In the 1930's, Royal Oak was a bedroom community for the automotive plants in Detroit. There were still a few farms on the east side. Royal Oak was workers and foreman with a few exceptions. Managers and executives lived in Birmingham, just north of Royal Oak. The northern suburbs were developed by the advent of inter-urban light rail, streetcars and buses. The light rail was replaced by buses and a train. The streetcar was replaced by buses by the late forties. Buses remain to this day. The train is now a twice a day Amtrak instead of a commuter.
We moved to Royal Oak from Detroit in 1938. Brother Bill had just been born, we needed more room and my dad was more comfortable in a small town. At that time Royal Oak was about 14,000 people and we moved into a rented house on a street with only seven houses and near a of couple farms. The streets were not paved and every spring my dad insisted on getting his car stuck in the mud. It was great entertainment. When Adair’s family moved to Royal Oak in 1941, Adair's mother thought she had moved to the end of the world. She was a Brooklyn, New York woman in a remote village.
"Downtown" Royal Oak was the shopping center. Montgomery Wards, three dime stores, hardware, clothing stores, three movie houses, lumber yards, coal yards, four drug stores, furniture, a small super market, meat and poultry markets, bars, cafes and all the little specialty shops like sewing, vacuum, bakeries, etc. By the late 60's, big shopping centers took over and Royal Oak's downtown became very quiet. Two original shops remain today. It's Herman's bakery and Hagelstein’s bakery. The Main theater turned into an art movie house, the Royal Oak theater became a live music venue and the Washington theater became a local playhouse.
Growing up kids could play in fields, woods, ponds and streams. Sports were not organized by adults. They were organized by the oldest kids. It was called sandlot. It was rare to have to worry about who owned the property you played on. My dad could go pheasant hunting by walking a half mile from the house. However, one neighbor hunted pheasant from his basement window. Not very sporting. Horse drawn milk and ice trucks entertained the kids and the ice man would give kids a chip of ice from his wagon. We didn’t worry about the cleanliness of the ice. Our house converted to electric refrigeration in the 1940's. We could go horseback riding a mile from our house for fifty cents, but that was a rare luxury.
Montgomery Wards had a Santa Claus each year but we went to Hudson's in downtown Detroit to see the "real" Santa Claus. On the way home we would stop at Sear's in Highland Park to see an assistant Santa Claus and finally visit the assistant, assistant Santa Claus in Royal Oak. It involved buses and streetcars but the rewards were small gifts from each Santa. Usually a coloring book or story pamphlet.
Halloween was grueling.
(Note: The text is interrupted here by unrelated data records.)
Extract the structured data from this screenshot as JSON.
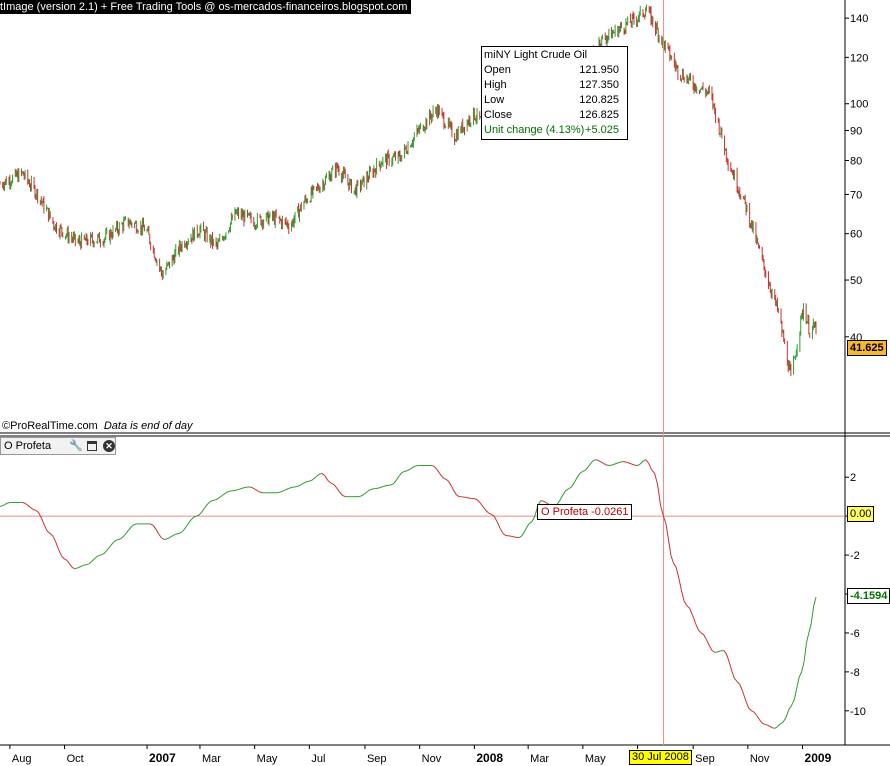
{
  "header": {
    "title": "tImage (version 2.1) + Free Trading Tools @ os-mercados-financeiros.blogspot.com"
  },
  "credit": {
    "site": "©ProRealTime.com",
    "note": "Data is end of day"
  },
  "indicator_panel": {
    "title": "O Profeta",
    "icons": [
      "wrench-icon",
      "window-icon",
      "close-icon"
    ]
  },
  "tooltip": {
    "instrument": "miNY Light Crude Oil",
    "rows": [
      {
        "label": "Open",
        "value": "121.950"
      },
      {
        "label": "High",
        "value": "127.350"
      },
      {
        "label": "Low",
        "value": "120.825"
      },
      {
        "label": "Close",
        "value": "126.825"
      }
    ],
    "change_label": "Unit change (4.13%)",
    "change_value": "+5.025"
  },
  "indicator_label": "O Profeta -0.0261",
  "badges": {
    "last_price": "41.625",
    "zero_line": "0.00",
    "indicator_last": "-4.1594"
  },
  "cursor_date": "30 Jul 2008",
  "colors": {
    "up": "#2f9a2f",
    "down": "#c83232",
    "crosshair": "#f08a8a",
    "axis": "#000000"
  },
  "chart_data": [
    {
      "type": "candlestick",
      "title": "miNY Light Crude Oil",
      "scale": "log",
      "ylim": [
        30,
        148
      ],
      "y_ticks": [
        40,
        50,
        60,
        70,
        80,
        90,
        100,
        120,
        140
      ],
      "x_ticks": [
        "Aug",
        "Oct",
        "2007",
        "Mar",
        "May",
        "Jul",
        "Sep",
        "Nov",
        "2008",
        "Mar",
        "May",
        "Jul",
        "Sep",
        "Nov",
        "2009"
      ],
      "x_range": [
        "2006-07-21",
        "2009-01-16"
      ],
      "close_path": [
        [
          "2006-07-21",
          73
        ],
        [
          "2006-08-15",
          76
        ],
        [
          "2006-09-01",
          70
        ],
        [
          "2006-09-20",
          62
        ],
        [
          "2006-10-15",
          58
        ],
        [
          "2006-11-15",
          59
        ],
        [
          "2006-12-10",
          63
        ],
        [
          "2006-12-31",
          61
        ],
        [
          "2007-01-18",
          51
        ],
        [
          "2007-02-10",
          58
        ],
        [
          "2007-03-01",
          61
        ],
        [
          "2007-03-20",
          57
        ],
        [
          "2007-04-10",
          65
        ],
        [
          "2007-05-01",
          63
        ],
        [
          "2007-05-20",
          64
        ],
        [
          "2007-06-10",
          62
        ],
        [
          "2007-06-25",
          68
        ],
        [
          "2007-07-15",
          73
        ],
        [
          "2007-08-01",
          78
        ],
        [
          "2007-08-20",
          71
        ],
        [
          "2007-09-01",
          74
        ],
        [
          "2007-09-20",
          80
        ],
        [
          "2007-10-10",
          81
        ],
        [
          "2007-10-31",
          90
        ],
        [
          "2007-11-20",
          98
        ],
        [
          "2007-12-10",
          88
        ],
        [
          "2007-12-31",
          96
        ],
        [
          "2008-01-20",
          90
        ],
        [
          "2008-02-10",
          95
        ],
        [
          "2008-03-01",
          102
        ],
        [
          "2008-03-20",
          101
        ],
        [
          "2008-04-10",
          110
        ],
        [
          "2008-05-01",
          114
        ],
        [
          "2008-05-20",
          128
        ],
        [
          "2008-06-10",
          134
        ],
        [
          "2008-06-30",
          140
        ],
        [
          "2008-07-11",
          145
        ],
        [
          "2008-07-30",
          126.8
        ],
        [
          "2008-08-15",
          114
        ],
        [
          "2008-09-01",
          108
        ],
        [
          "2008-09-20",
          104
        ],
        [
          "2008-10-10",
          80
        ],
        [
          "2008-10-31",
          66
        ],
        [
          "2008-11-20",
          52
        ],
        [
          "2008-12-05",
          44
        ],
        [
          "2008-12-19",
          34
        ],
        [
          "2009-01-02",
          45
        ],
        [
          "2009-01-09",
          41
        ],
        [
          "2009-01-16",
          41.625
        ]
      ],
      "series": [
        {
          "name": "miNY Light Crude Oil",
          "last_value": 41.625
        }
      ]
    },
    {
      "type": "line",
      "title": "O Profeta",
      "ylim": [
        -11.5,
        3.5
      ],
      "y_ticks": [
        -10,
        -8,
        -6,
        -4,
        -2,
        0,
        2
      ],
      "reference_line": 0,
      "x_range": [
        "2006-07-21",
        "2009-01-16"
      ],
      "series": [
        {
          "name": "O Profeta",
          "points": [
            [
              "2006-07-21",
              0.5
            ],
            [
              "2006-08-01",
              0.7
            ],
            [
              "2006-08-15",
              0.7
            ],
            [
              "2006-08-30",
              0.3
            ],
            [
              "2006-09-15",
              -0.9
            ],
            [
              "2006-10-01",
              -2.2
            ],
            [
              "2006-10-12",
              -2.7
            ],
            [
              "2006-10-25",
              -2.5
            ],
            [
              "2006-11-10",
              -2.0
            ],
            [
              "2006-11-30",
              -1.2
            ],
            [
              "2006-12-20",
              -0.4
            ],
            [
              "2007-01-05",
              -0.4
            ],
            [
              "2007-01-20",
              -1.2
            ],
            [
              "2007-02-05",
              -0.9
            ],
            [
              "2007-02-25",
              0
            ],
            [
              "2007-03-15",
              0.8
            ],
            [
              "2007-04-05",
              1.3
            ],
            [
              "2007-04-25",
              1.5
            ],
            [
              "2007-05-10",
              1.2
            ],
            [
              "2007-05-25",
              1.2
            ],
            [
              "2007-06-15",
              1.5
            ],
            [
              "2007-07-01",
              1.8
            ],
            [
              "2007-07-15",
              2.2
            ],
            [
              "2007-07-25",
              1.7
            ],
            [
              "2007-08-10",
              1.0
            ],
            [
              "2007-08-25",
              1.0
            ],
            [
              "2007-09-10",
              1.4
            ],
            [
              "2007-09-30",
              1.6
            ],
            [
              "2007-10-15",
              2.3
            ],
            [
              "2007-10-30",
              2.6
            ],
            [
              "2007-11-15",
              2.6
            ],
            [
              "2007-11-30",
              1.9
            ],
            [
              "2007-12-15",
              1.0
            ],
            [
              "2008-01-01",
              0.9
            ],
            [
              "2008-01-20",
              0.1
            ],
            [
              "2008-02-05",
              -1.0
            ],
            [
              "2008-02-20",
              -1.1
            ],
            [
              "2008-03-05",
              -0.3
            ],
            [
              "2008-03-15",
              0.8
            ],
            [
              "2008-03-30",
              0.5
            ],
            [
              "2008-04-15",
              1.4
            ],
            [
              "2008-05-01",
              2.3
            ],
            [
              "2008-05-15",
              2.9
            ],
            [
              "2008-05-30",
              2.6
            ],
            [
              "2008-06-15",
              2.8
            ],
            [
              "2008-07-01",
              2.6
            ],
            [
              "2008-07-10",
              2.9
            ],
            [
              "2008-07-20",
              2.2
            ],
            [
              "2008-07-30",
              -0.0261
            ],
            [
              "2008-08-10",
              -2.4
            ],
            [
              "2008-08-25",
              -4.6
            ],
            [
              "2008-09-10",
              -6.0
            ],
            [
              "2008-09-25",
              -7.0
            ],
            [
              "2008-10-05",
              -6.9
            ],
            [
              "2008-10-20",
              -8.5
            ],
            [
              "2008-11-05",
              -10.0
            ],
            [
              "2008-11-20",
              -10.7
            ],
            [
              "2008-12-01",
              -10.9
            ],
            [
              "2008-12-10",
              -10.6
            ],
            [
              "2008-12-20",
              -9.7
            ],
            [
              "2008-12-31",
              -8.0
            ],
            [
              "2009-01-08",
              -6.0
            ],
            [
              "2009-01-16",
              -4.1594
            ]
          ],
          "last_value": -4.1594
        }
      ]
    }
  ]
}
We did the few houses in our neighborhood and then ran toward town where the houses were more plentiful. During World War II, when sugar was in short supply, word of mouth alerted kids as to where the best candy was being given out. Houses that gave pennies were OK but we avoided houses that gave apples. You could get apples off the local trees anytime. One of my best memories is picking a farmer’s corn three blocks from my house and roasting it in a park nearby. I don’t think the farmer liked it but we always escaped with our life. Years later I confessed to his granddaughter.
At the end of World War II, returning GI's needed housing. Royal Oak was filled with bungalows. Our neighborhood was built up and the farms were gone. Gone were the horses that plowed our Victory Gardens, and gone were the streams, woods, fields and ponds. Royal Oak peaked out at about 75,000 people and then receded to today's population of about 65,000. In 1958 when Adair and I married there was still a lone horse stable at Coolidge and Starr roads, just north of 13-mile road, but it quickly disappeared.
In the 1970's we thought about moving but were unsure where we should go. Things picked up a little and by the 1980’s Royal Oak started to become a Yuppie Ville of sorts. Housing was affordable, freeways made the locale ideal, schools were pretty good and we stayed. We had a great neighborhood, close friends, a good church and driving to work was easy.
In the 1990's Royal Oak became the Greenwich Village of Detroit. Young people flocked to the restaurants and odd shops. Newspapers, magazines and TV frequently deferred to Royal Oak for reactions to news events. Coffee shops sprang up, condos started sprouting up all over town, housing prices soared as Birmingham became too expensive and the Royal Oak downtown was booming. Many of the restaurants and shops are fragile. They come and go but the condo's get higher and higher. In 2006 they are constructing an 18-story condo with prices ranging from $250,000 to over a million.
In 2006 real estate is in a slump, prices have leveled and Royal Oak continues to fine tune its image. The farmers market has been renovated. It never slumped. The library has been updated. Wireless is being installed, services remain excellent and even the least costly houses are being cared for. The homeless find Royal Oak a good place to be as we supply the best support in the area.
Don is a Museum volunteer and past airplane pilot. Read his story about flying by clicking link below.